By Audrey Matusich
October has finally arrived, marking the start of the spooky season. Whether you are taking a trip to a local pumpkin patch, staying in to watch a scary movie, or dressing up like an assortment of creepy monsters, it is easy to get into the Halloween spirit. As a result, I thought it would be appropriate for this month’s “What’s in your Watershed?” article to feature an animal that is often associated with the spooky season, the bat! When one first thinks of bats, they may express feelings of discomfort or fear, as this creature is often connected to vampires or haunted houses. However, I write this article to shed some light on this delightful animal and share its important role in ecosystems around the world.
Historically, bats developed a negative reputation, linked to horror stories about blood thirsty vampires. And while the vampire bat does exist, feeding solely on blood, vampire bats make up just a few of the thousands of species of bats that exist; and no vampire bats are native to the United States. Not only have bats been connected to old tales of Dracula, but their reputation has continued to remain negative, thanks to movies and TV. Who could forget bats flying out of the chimney in Jumanji or biting Meredith in an episode of The Office? While these scenes have remained vivid in my brain over the years, I continue to hold a fondness for these flying critters.
Since reading Stellaluna in the 1st grade, I have always had an appreciation and love for bats, often feeling these flying creatures were misunderstood and irrationally feared. Bats are unique to the animal kingdom as the only mammal capable of flying, and I looked forward to seeing them come out at dusk to feed on insects during summer trips to Lake Tahoe. There are 25 known bat species native to California, including the California leaf-nosed bat picture below. The bat species native to California often have large ears and beady eyes, giving them a “spooky” image. However, the presence of bats is extremely beneficial, making them a critical member of their ecosystems.
One major benefit of bats is their role in insect control. Many species of bats are insectivores, meaning their diet consists of insects. These bat species use echolocation at night to feed on insects flying around. This helps prevent pest insect species from damaging crops, saving the US over $3 billion in pesticides each year. Additionally, many bat species, such as the “flying fox” are herbivores, feeding mostly on fruit. These herbivorous bats help spread pollen from plant to plant, as well as dispersing seeds. Fruit bats are largely native to tropical regions and help fruit tree species spread and grow. Bats have also been the inspiration for several inventions, a great example of biomimicry. Engineers have developed wingsuits for base jumpers that resemble bat’s aerodynamic bodies, while bats’ use of echolocation has inspired other technological advances in sonar systems.
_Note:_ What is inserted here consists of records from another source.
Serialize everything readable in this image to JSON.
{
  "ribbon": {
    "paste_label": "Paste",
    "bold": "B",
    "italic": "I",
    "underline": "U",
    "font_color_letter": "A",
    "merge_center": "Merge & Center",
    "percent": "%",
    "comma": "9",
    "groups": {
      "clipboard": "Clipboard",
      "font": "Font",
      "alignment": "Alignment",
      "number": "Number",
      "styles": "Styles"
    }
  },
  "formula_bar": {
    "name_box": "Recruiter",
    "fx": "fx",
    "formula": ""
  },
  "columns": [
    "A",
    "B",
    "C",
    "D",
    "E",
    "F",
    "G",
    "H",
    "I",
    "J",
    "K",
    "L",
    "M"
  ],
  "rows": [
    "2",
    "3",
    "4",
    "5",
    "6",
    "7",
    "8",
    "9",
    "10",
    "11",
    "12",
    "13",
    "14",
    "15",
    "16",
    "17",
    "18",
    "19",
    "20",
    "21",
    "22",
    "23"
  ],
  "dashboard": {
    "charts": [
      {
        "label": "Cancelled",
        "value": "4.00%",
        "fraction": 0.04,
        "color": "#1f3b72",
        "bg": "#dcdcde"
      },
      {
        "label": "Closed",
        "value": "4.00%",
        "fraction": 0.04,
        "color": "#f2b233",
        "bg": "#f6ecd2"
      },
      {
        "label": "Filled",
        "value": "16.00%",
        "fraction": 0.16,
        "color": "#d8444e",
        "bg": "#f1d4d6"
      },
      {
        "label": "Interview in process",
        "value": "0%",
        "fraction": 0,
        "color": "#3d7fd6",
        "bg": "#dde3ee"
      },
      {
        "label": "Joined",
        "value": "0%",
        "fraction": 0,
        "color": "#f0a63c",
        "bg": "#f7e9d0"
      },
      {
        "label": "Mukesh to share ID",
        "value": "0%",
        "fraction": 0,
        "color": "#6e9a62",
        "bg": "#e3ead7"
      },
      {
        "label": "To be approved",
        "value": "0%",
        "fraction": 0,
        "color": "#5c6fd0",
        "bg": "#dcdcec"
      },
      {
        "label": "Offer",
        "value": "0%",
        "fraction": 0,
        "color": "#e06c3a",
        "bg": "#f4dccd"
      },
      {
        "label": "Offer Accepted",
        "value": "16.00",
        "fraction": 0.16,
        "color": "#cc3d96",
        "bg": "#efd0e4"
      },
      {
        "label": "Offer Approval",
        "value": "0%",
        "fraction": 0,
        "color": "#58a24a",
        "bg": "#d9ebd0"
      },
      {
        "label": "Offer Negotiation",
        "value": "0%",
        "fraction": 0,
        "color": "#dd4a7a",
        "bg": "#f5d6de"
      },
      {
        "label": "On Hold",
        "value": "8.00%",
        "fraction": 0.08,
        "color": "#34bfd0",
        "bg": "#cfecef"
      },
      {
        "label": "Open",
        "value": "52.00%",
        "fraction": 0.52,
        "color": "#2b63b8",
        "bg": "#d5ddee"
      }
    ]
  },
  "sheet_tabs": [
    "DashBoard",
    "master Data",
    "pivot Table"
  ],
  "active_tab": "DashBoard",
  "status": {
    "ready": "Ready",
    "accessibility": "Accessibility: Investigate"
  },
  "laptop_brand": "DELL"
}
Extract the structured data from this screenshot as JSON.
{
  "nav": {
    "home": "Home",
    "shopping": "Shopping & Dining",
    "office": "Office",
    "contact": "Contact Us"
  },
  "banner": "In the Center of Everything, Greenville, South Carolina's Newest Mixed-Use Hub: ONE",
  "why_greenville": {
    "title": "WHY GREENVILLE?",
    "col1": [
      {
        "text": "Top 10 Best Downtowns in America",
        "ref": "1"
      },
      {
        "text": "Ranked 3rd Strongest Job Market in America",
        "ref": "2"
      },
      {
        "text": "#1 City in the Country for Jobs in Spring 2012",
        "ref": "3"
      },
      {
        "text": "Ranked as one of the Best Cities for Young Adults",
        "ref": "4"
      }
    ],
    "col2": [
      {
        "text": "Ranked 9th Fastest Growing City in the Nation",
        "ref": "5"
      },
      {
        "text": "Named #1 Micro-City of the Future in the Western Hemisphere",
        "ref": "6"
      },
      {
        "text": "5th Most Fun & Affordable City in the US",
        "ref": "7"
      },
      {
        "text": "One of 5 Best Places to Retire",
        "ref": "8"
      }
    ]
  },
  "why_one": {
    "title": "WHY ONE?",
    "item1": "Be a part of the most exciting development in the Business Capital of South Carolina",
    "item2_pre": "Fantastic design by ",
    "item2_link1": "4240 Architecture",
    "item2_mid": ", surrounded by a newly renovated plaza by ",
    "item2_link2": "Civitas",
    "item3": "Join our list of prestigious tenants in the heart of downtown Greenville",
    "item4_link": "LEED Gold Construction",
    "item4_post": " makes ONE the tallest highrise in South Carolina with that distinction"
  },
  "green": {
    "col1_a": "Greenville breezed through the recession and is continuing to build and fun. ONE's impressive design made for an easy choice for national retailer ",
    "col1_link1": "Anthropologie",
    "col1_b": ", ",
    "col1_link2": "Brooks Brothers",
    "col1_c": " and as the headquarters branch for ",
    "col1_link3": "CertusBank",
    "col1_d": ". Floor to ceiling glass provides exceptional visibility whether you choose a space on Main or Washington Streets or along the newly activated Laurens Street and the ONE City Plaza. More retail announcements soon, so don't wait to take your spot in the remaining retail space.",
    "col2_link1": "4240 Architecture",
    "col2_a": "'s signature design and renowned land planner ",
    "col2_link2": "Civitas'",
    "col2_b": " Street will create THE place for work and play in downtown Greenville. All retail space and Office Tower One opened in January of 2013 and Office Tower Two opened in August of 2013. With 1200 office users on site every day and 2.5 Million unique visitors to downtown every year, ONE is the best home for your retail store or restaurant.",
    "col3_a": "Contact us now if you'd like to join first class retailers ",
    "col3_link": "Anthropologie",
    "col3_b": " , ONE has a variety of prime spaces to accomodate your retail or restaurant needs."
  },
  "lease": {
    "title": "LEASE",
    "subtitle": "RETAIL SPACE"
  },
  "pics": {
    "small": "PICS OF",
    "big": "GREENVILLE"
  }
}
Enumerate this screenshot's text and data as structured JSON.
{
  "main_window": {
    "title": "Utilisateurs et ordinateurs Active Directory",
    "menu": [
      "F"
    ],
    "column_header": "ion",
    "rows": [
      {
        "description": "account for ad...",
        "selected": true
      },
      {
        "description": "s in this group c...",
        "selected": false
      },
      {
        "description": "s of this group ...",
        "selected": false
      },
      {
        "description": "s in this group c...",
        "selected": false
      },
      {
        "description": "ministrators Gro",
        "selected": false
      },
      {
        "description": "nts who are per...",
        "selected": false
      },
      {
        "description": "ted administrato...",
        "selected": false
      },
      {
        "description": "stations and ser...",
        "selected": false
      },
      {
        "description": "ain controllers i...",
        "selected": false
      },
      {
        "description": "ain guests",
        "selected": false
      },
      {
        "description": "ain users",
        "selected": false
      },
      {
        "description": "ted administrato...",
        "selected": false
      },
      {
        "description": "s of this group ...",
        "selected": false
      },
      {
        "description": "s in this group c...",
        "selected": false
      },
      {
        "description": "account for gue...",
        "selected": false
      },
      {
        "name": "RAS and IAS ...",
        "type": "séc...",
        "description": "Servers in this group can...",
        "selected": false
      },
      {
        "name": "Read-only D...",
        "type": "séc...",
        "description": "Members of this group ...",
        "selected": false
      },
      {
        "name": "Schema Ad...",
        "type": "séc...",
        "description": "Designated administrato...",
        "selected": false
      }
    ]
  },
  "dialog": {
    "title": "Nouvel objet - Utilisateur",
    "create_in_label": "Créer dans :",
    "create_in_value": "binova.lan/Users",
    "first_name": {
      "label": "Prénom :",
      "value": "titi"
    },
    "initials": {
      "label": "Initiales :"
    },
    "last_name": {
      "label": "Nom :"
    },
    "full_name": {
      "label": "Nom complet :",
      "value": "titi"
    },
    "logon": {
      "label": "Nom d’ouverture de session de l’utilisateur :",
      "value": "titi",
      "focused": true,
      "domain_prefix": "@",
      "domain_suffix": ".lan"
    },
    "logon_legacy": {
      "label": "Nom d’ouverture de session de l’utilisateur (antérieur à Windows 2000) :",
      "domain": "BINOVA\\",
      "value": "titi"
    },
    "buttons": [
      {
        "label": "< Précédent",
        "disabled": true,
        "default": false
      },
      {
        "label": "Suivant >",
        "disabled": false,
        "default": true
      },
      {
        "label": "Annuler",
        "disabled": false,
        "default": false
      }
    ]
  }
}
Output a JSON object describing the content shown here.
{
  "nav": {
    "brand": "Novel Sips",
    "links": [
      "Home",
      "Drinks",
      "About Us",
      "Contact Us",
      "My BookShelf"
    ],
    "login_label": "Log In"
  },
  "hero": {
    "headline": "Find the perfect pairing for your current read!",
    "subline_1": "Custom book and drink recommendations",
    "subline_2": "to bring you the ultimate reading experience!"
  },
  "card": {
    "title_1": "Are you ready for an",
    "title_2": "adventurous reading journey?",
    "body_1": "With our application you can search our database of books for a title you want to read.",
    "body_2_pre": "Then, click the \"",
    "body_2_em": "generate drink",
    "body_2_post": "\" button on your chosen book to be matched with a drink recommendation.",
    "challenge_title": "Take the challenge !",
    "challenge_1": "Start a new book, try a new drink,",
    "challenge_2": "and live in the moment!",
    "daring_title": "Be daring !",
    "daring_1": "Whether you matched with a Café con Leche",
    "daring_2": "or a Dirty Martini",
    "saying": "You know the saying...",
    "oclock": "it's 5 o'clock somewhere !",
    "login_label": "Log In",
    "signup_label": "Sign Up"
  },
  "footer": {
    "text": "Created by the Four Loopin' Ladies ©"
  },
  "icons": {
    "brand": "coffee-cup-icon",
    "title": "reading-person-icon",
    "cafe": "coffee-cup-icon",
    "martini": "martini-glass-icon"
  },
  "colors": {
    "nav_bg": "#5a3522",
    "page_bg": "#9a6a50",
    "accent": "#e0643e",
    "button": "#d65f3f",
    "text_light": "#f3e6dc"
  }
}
While bats provide many benefits to both people and habitats, bat populations have declined significantly in recent years due to various reasons, such as climate change, habitat loss, wind energy development, and disease, especially White-nose Syndrome. Scientists estimate that White-nose Syndrome, which attaches hibernating bats in caves or mines, has caused up to a 97% decline in northern long-eared bat populations, resulting in the U.S. Fish and Wildlife Service pushing the government to classify this species as endangered as opposed to threatened.
Despite the positive impact bats have on ecosystems, these animals are in dire need of conservation. Perhaps, if we were to change society’s perception of bats, these benevolent mammals would be able to receive more protection. So as we enter the witching hour and prepare for a month of tricks and treats, let’s remember to spread appreciation for one of halloween’s biggest mascots, the bat!
Bat Research in California. Western Ecological Research Center (WERC). USGS. https://www.usgs.gov/centers/werc/science/bat-research-california#overview
Benefits of Bats. National Park Service. August 17, 2020. https://www.nps.gov/subjects/bats/benefits-of-bats.htm
Common vampire bat. National Geographic. 2022. https://www.nationalgeographic.com/animals/mammals/facts/common-vampire-bat
Fears, Darryl. A Disease more lethal than covid-19 has nearly wiped out northern long-eared bats. The Washington Post. March 22, 2022 https://www.washingtonpost.com/climate-environment/2022/03/22/disease-more-lethal-than-covid-19-has-nearly-wiped-out-northern-long-eared-bats/
Nguyen, Vy. Bats in California: Types, Distribution Map, and Facts. ThePetEnthusiast. 2022. https://thepetenthusiast.com/bats-in-california/